By Lawrence Hurley
WASHINGTON (Reuters) – Gay marriage supporters on Monday asked the U.S. Supreme Court not to block a court ruling that would allow same-sex couples to wed in Virginia.
Lawyers for gay and lesbian couples who want to get married urged U.S. Chief Justice John Roberts not to grant an emergency stay application filed by a Republican elected official in Northern Virginia.
Prince William County Clerk of the Court Michele McQuigg on Thursday asked the Supreme Court to put on hold an appeals court ruling that struck down the state’s ban on gay marriage.
The lawyers for the gay and lesbian couples said McQuigg could not show there is a high probability that the justices would reverse the lower court, meaning there is no need for Roberts to prevent it from immediately going into effect.
The appeals court’s ruling “directly implicates the rights of tens of thousands of gay and lesbian Virginians whose fundamental right to marry has been denied by the Commonwealth of Virginia,” wrote lawyers for one of the two groups of gay and lesbian plaintiffs.
Separately, Virginia Attorney General Mark Herring, a Democrat, said in a court filing that he would support delaying gay marriage in the state because he would prefer the Supreme Court to immediately decide the issue once and for all. Herring backs gay marriage.

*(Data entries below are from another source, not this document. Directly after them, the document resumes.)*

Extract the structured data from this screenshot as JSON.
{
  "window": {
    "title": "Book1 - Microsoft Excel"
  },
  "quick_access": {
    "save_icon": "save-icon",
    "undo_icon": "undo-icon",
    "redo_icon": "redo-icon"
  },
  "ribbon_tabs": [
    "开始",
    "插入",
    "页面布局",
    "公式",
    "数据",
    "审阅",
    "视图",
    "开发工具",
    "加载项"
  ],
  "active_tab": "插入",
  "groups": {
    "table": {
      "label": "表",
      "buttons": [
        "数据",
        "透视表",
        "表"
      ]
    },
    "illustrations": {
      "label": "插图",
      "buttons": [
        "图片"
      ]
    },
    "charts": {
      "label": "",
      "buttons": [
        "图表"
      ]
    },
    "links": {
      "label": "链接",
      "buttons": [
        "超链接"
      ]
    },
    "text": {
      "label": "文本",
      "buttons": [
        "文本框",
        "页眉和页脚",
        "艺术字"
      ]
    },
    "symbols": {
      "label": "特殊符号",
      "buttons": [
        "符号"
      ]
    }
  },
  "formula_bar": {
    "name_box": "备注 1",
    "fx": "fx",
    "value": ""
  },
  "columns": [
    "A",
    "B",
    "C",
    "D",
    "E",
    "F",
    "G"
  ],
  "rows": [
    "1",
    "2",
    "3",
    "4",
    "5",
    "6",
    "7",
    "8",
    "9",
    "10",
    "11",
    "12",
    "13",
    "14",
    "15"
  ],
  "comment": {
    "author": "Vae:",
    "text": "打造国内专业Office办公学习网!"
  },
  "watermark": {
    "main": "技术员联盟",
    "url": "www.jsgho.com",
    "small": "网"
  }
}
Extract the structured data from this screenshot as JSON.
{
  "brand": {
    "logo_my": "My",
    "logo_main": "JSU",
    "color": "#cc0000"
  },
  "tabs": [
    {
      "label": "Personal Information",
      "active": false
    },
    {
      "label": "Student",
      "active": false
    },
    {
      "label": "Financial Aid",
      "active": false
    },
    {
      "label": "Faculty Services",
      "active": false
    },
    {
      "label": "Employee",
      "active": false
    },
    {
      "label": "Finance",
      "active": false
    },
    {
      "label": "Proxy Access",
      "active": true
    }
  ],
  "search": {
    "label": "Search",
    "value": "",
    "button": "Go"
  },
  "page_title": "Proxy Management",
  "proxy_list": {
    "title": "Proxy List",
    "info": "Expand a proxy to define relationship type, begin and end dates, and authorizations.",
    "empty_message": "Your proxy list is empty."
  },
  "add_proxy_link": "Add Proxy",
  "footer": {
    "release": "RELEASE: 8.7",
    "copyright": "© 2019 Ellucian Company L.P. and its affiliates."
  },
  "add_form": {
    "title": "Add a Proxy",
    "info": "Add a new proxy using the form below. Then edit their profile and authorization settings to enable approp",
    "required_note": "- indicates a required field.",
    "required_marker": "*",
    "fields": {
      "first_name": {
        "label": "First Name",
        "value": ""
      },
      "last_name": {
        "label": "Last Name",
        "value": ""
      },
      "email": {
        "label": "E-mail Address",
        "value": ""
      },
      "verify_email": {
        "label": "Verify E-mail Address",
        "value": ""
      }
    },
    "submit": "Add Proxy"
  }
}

The 4th U.S. Circuit Court of Appeals in Richmond, Virginia, invalidated the ban in a ruling issued on July 28. The court said on Thursday that the ruling would go into effect on Aug. 21 if the Supreme Court does not intervene.
Roberts, who has the responsibility of handling emergency applications from the Richmond-based appeals court, can either act on the application himself or refer the matter to the Supreme Court as a whole.
In a case concerning a similar ruling in Utah that struck down the ban in that state, the Supreme Court ultimately blocked the ruling pending further appeals.
The Supreme Court is expected to take at least one gay marriage case in the coming term, which begins in October and ends in June.
Since the June 2013 ruling in the case United States v. Windsor striking down a federal law defining marriage as between one man and one woman, nearly 30 federal and state courts have ruled against same-sex marriage bans at the state level.
Nineteen of the 50 U.S. states and the District of Columbia allow same-sex marriage.